The biggest problem I see with the proposed changes (which is noted by pretty much anyone with eyes and the correct contextual background), is that PRT took a chainsaw and cut a clean line in the space between some of Pittsburgh’s most underserved neighborhoods and Downtown — right in Oakland. I will caveat that this is only true for some bus lines, and that PRT was careful to leave at least one bus in every neighborhood that runs straight Downtown with no transfer. For some, though, it will now require a transfer to get through Oakland, which for anyone who does not have a bus pass magically coded into their ID card can cost (maximally) $2.75. I’ll say it again: no student in Oakland is going to be paying for this change. Though PRT has made some pretty commendable decreases to the transfer fare rate for those paying with Connect Cards or “Stored Value” tickets, if you’re forced to pay with cash, this will impact you. This is not a coincidence. Transfers also cost a lot of time. Think about doubling the amount of time it takes to catch a single bus and now add that time to a morning commute Downtown.
For us though, the main problem is that we can no longer take each 61 or 71 at face value because now, for example, the 61D will not go Downtown. That’s right out-of-towners: You now have to learn what all those pesky letters mean, or you’ll be headed right back to campus after you reach Carlow on Craft Avenue.
Another issue I find is the structural addition of bus-only lanes on Forbes and Fifth. I really do commend PRT for attempting to streamline traffic, because as every Pittsburgh driver knows, being stuck behind a bus is the worst (both because they stop often and because the drivers, while so completely competent, are terrifying). To be frank, though, our city’s infrastructure problem was not isolated by any means to the Fern Hollow Bridge. I’m no expert, but I really see no way for Forbes or Fifth to continue to support the traffic they see now with a decrease in lane space. I’m curious to see what will result, though. If it works, it will be better for people living in Oakland, no doubt.
They’re also apparently adding more of those nifty “station”-like structures like the one on Atwood, which should be pretty cool and helpful for those needing to buy tickets so as to avoid paying fare with cash. They’re also extending the Downtown bus lines essentially through to the Point, which is actually massively useful.
It took me a while to parse the map that PRT released detailing the route changes, but once I did, I understood exactly how this plan fit into the general socio-economic landscape of Pittsburgh. The negative impacts are essentially what I would have expected given Pittsburgh administration’s usual attitude towards neighborhoods like Wilkinsburg and Braddock and the nurturing care they pour upon Oakland and Squirrel Hill.

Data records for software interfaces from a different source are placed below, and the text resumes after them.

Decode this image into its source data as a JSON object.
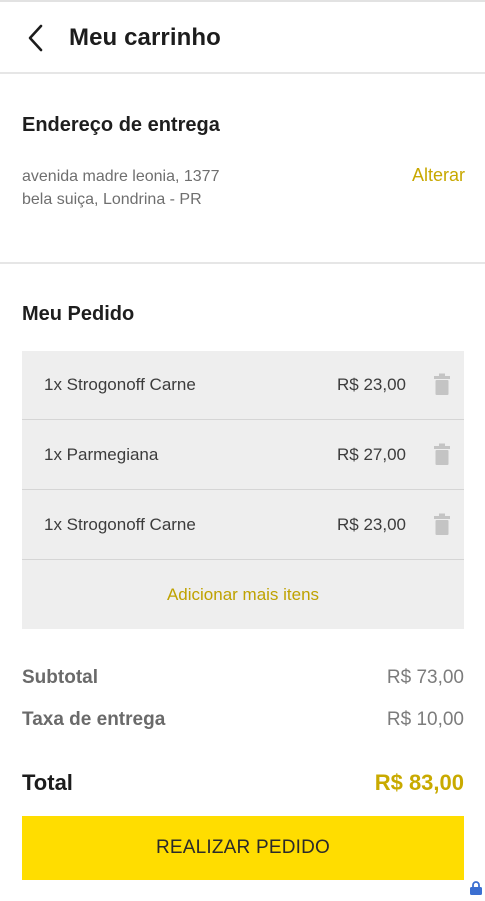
{
  "header": {
    "title": "Meu carrinho",
    "back_icon": "chevron-left-icon"
  },
  "delivery": {
    "heading": "Endereço de entrega",
    "address_line1": "avenida madre leonia, 1377",
    "address_line2": "bela suiça, Londrina - PR",
    "change_label": "Alterar"
  },
  "order": {
    "heading": "Meu Pedido",
    "items": [
      {
        "name": "1x Strogonoff Carne",
        "price": "R$ 23,00",
        "icon": "trash-icon"
      },
      {
        "name": "1x Parmegiana",
        "price": "R$ 27,00",
        "icon": "trash-icon"
      },
      {
        "name": "1x Strogonoff Carne",
        "price": "R$ 23,00",
        "icon": "trash-icon"
      }
    ],
    "add_more_label": "Adicionar mais itens"
  },
  "summary": {
    "subtotal_label": "Subtotal",
    "subtotal_value": "R$ 73,00",
    "delivery_fee_label": "Taxa de entrega",
    "delivery_fee_value": "R$ 10,00",
    "total_label": "Total",
    "total_value": "R$ 83,00"
  },
  "actions": {
    "submit_label": "REALIZAR PEDIDO"
  },
  "colors": {
    "accent": "#ffdd00",
    "accent_text": "#c9aa00",
    "order_background": "#eeeeee"
  }
}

I’m not saying that I think it’s okay that some people living in, say, Swissvale, will no longer be able to get home using the P3 while people living in Shadyside will see much smaller service changes. However, I do think it’s something similar to what Pittsburgh has withstood for years, and what it will continue to withstand. PRT opened a public forum and will be releasing a report based on the feedback they get, but I do not expect them to change their plans based on this report. They actually already released a report detailing how they’re screwing over the smaller, low-income, outskirt communities they’re meant to serve. People will settle for what they can get, and traffic in Oakland will probably be pretty bad for a little while. But it's unfortunate that improvement in our city's public transit infrastructure is accompanied by slashing service to communities that already exist on the margins.